Foods by S. Thomas and M. Corden. In addition, values from our
own laboratories in the Department of Human Nutrition at Deakin University
and other Australian sources are included.
Values for nutrients
in food can vary widely and depend on such things as: the growing
environment, the particular variety or breed, the method of processing,
the storage temperature and time etc. The values given in the charts
are a good indication of nutritional value. You can see at a glance
which foods are rich or deficient in particular nutrients.
- enable you
to know what nutrients are present in which foods
- show which
foods are particularly good or poor sources of nutrients
- give a quick
comparison of the nutrient content of different foods
- allow you
to estimate your own intake of a particular nutrient and compare
it with that recommended (the RDI). In doing so, remember that the
nutrient value given is a best estimate only, and also that recommended
intakes have been developed for groups of people amongst whom there
is wide individual variation.
There are 50
each for one nutrient or other component of foods. Each is preceded
by an introduction giving the characteristics of that particular food
component. You will see that:
- the charts
give nutrient values for 414 different foods. The same 414 foods
are listed on most charts but there are some charts for which less
information is currently available. The lists of foods in these
charts is therefore shorter. In these cases, remember that if a
food item is not included in the list, it does not necessarily mean
that there is none of that particular component in that food.
- the foods
are grouped in categories, such as Soups, Vegetables, etc. (see
You can find the same food in the3 same place in each chart. This
allows a scan through each chart so that all nutrient values for
a particular food can be quickly located and compared. This can
be useful for assessing the nutritive value of a particular food.
(For example, confectionery is very high in kilocalories and carbohydrate
but a scan through other charts quickly shows it contributes insignificant
amounts of other nutrients. In contrast, while a steak and kidney
pie is also high in kilocalories and carbohydrate it also provides
protein: several elements, vitamins B-l, B-2 and niacin.)
- each food,

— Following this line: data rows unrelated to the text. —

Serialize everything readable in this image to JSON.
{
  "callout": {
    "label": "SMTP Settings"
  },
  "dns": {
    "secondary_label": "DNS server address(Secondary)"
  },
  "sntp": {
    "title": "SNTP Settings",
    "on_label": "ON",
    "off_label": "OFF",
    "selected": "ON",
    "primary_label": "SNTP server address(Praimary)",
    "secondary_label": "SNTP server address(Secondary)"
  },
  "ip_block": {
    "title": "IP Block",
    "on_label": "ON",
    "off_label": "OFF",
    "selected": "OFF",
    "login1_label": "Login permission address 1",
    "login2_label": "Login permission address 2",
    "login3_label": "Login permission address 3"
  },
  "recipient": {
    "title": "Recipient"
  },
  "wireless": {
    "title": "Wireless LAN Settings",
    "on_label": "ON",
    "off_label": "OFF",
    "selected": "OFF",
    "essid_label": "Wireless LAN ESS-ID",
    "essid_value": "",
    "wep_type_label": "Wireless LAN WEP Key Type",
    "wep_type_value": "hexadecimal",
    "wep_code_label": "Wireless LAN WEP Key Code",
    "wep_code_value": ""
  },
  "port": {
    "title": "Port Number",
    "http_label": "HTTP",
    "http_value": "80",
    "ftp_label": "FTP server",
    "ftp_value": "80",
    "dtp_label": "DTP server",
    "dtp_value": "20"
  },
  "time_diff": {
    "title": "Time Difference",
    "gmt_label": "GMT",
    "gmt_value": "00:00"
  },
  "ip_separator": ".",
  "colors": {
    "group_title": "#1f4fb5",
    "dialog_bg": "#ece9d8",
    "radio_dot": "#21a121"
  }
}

where practicable, is given an average serving size to help you
work out your daily intake for a particular nutrient.
HOW TO USE
sections should help you get the best use out of the charts.